With the Olympics starting in 3 months’ time, it’s worth considering the possibility of cheating. It takes many forms, but bad behaviour in sport is cheating.
When an athlete or player seeks an advantage other than by skill in the sport itself, that is cheating, whether it be through drugs, pulling on an opponent’s shirt, intimidation or feigning injury. In all its many forms, it derives from a fundamentally dishonest mindset that goes beyond the specific incident itself.
In a recent football match between Chelsea and Barcelona, the Chelsea captain, John Terry, was sent off for kneeing an opponent in the back. When interviewed after the match, Terry claimed he had been defending himself. From whom? From a man who had his back to him?
Not only did he cheat (see above), he also lied. And that tells you all you need to know about his value set.
Drug cheats do that too. When caught, they lie about how the drug came to be in their system, and then about who or what made them take the banned substance, and finally they plead contrition. Finally? Not quite. They want the slate wiped clean so that they can compete again for Olympic glory.
Meanwhile they may have deprived clean athletes of sporting glory.

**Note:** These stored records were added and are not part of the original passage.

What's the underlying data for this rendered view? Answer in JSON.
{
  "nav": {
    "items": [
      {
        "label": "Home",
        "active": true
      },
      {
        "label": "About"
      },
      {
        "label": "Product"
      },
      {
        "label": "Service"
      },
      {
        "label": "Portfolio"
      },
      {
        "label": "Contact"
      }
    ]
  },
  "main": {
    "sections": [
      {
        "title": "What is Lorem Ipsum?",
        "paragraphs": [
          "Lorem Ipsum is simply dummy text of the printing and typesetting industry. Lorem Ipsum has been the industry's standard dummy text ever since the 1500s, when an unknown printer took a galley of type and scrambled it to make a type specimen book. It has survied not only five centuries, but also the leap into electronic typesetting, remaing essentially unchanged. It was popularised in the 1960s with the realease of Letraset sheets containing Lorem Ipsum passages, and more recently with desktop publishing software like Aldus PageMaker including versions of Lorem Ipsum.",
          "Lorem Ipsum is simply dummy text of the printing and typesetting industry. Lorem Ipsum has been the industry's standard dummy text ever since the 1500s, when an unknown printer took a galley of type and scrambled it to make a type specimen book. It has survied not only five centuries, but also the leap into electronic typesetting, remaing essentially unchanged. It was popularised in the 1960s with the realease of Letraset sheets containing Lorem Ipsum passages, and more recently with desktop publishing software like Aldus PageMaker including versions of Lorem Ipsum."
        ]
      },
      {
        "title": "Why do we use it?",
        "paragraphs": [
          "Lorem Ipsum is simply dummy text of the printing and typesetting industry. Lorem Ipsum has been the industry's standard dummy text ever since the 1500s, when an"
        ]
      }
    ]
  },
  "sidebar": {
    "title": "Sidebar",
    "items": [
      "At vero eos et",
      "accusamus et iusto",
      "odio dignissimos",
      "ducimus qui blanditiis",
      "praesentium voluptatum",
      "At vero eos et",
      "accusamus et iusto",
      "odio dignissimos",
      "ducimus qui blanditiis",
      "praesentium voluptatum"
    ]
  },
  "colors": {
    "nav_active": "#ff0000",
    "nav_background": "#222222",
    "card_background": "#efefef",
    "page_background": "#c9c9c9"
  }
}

My concern is about the culture that drives such people to cheat and go on cheating until they are caught. It’s a flawed set of values, a fundamentally dishonest culture.
People with the right set of values just don’t cheat. They don’t pull an opponent’s shirt, don’t feign injury, don’t move their golf ball to a better lie. They don’t steal either. And they don’t avoid such bad behaviour just because they are afraid of being caught. They do so because they are honest.
Honesty has little to do with who might be watching. It’s about the right values, and that derives from the right culture, and possibly education and example in our formative years. It now rests with us to transmit those values to those around us and the next generation.
Now apply that thinking to business. Would you do business with someone who is always trying to outsmart you and steal an unfair advantage? I rest my case.